Up the Cable Car
Looking up from here, near the King's Gate, you can make out the faint outline of the cable car that runs to the top of the Rock. There are three ways up the rock: by cable car, by hired van, or by foot on the trail. While it costs around $20 US for a round-trip cable car, if you're short on time, it's definitely the way to go. Pro tip: take a one-way up, and then walk the way back down, it's much cheaper, more scenic, and drops you off directly next to plenty of places offering a cold pint.
With over 30,000 people in less than a square mile of habitable real estate, builders get creative. This is some of the most expensive property on the Rock outside of the actual houses on the southern part of the island that have "real" yards and pools. Rent in Gibraltar is nearly twice as expensive as in La Linea, so many just walk across to work every day.
With all the monuments and ruins and monkeys and nature, it's easy to forget you're in the middle of a city.

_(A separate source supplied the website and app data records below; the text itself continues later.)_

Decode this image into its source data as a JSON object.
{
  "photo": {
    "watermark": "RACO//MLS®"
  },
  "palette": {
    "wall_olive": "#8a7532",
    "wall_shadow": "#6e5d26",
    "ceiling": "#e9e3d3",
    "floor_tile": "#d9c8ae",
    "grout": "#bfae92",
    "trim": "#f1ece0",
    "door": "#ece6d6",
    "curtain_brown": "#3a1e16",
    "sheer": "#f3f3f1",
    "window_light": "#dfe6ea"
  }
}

Over the years, laundry-hanging techniques have become incredibly developed, probably due to the fact that I've never seen a dryer in all of Spain or Gibraltar.
Most tourists never know it, but there's hidden staircase that brings you quickly up the Rock and drops you off at the Moorish Castle found just behind the city library. You'll know it when see it.
Along the way up the Mediterannean Steps, you'll find plenty of picture-taking spots, and on a clear day the Costa del Sol is visible nearly all the way up to Marbella. It's also a great spot to look for dolphins and whales spouting up--though you're so high up they'll just appear as blips on the radar. Also a great opportunity to see if you can throw a stone into the sea from up here. You can't.
The top of rock is filled with craggy cubholes suited perfectly to reclining. While it may not be stuffed with down feathers or as "comfortable" as your leather couch, it's a view that's been seen by humans for tens of thousands of years, and not a bad one at that.
The World's Highest Playground
There are about 250 of the Barbary Macaques living on the rock, but you'll only see little guys like these at the top where they're well looked-after. I've never heard of a bird swooping in for a monkey abduction, but I'm sure it's possible.
The monkeys, being the monkeys they are, are obsessed with picking each others' hair. If one jumps on your head, don't be surprised if they start giving you an impromptu scalp examination.
Monkeys never mind some alone time, especially on a sheer drop-off that would send them plunging hundreds of feet if they mis-stepped. In the distance, huge shipping boats, probably waiting to drop off fuel, drop anchor in the sea to avoid having to pay the mooring fee in the bay.
Scaling the Rock
It's hard not to be impressed by the ballsiness of the monkeys around the top of the rock, hanging on by their feet just a few inches or a slip away from sudden death. I guess that's how "Survival of the Fittest" plays out in evolution, though.
These stairs lead from the top of the rock all the way to the bottom, and are likely to be more difficult than if you came up through the Mediterannean steps, the trail that traverses up the nature preserve. You'll probably have to step over or around the monkeys, and seriously, use the rail, as the furry guys love to jump on your back while you're having a sudden moment of vertigo.
La Linea and the hills of San Roque, seen from a lookout on the Rock's northern face. From here, you can see it all: the Bay of Gibraltar on the left, the Mediterranean on the right, and the border and airstrip in the middle. Don't forget to wave at the planes as they land.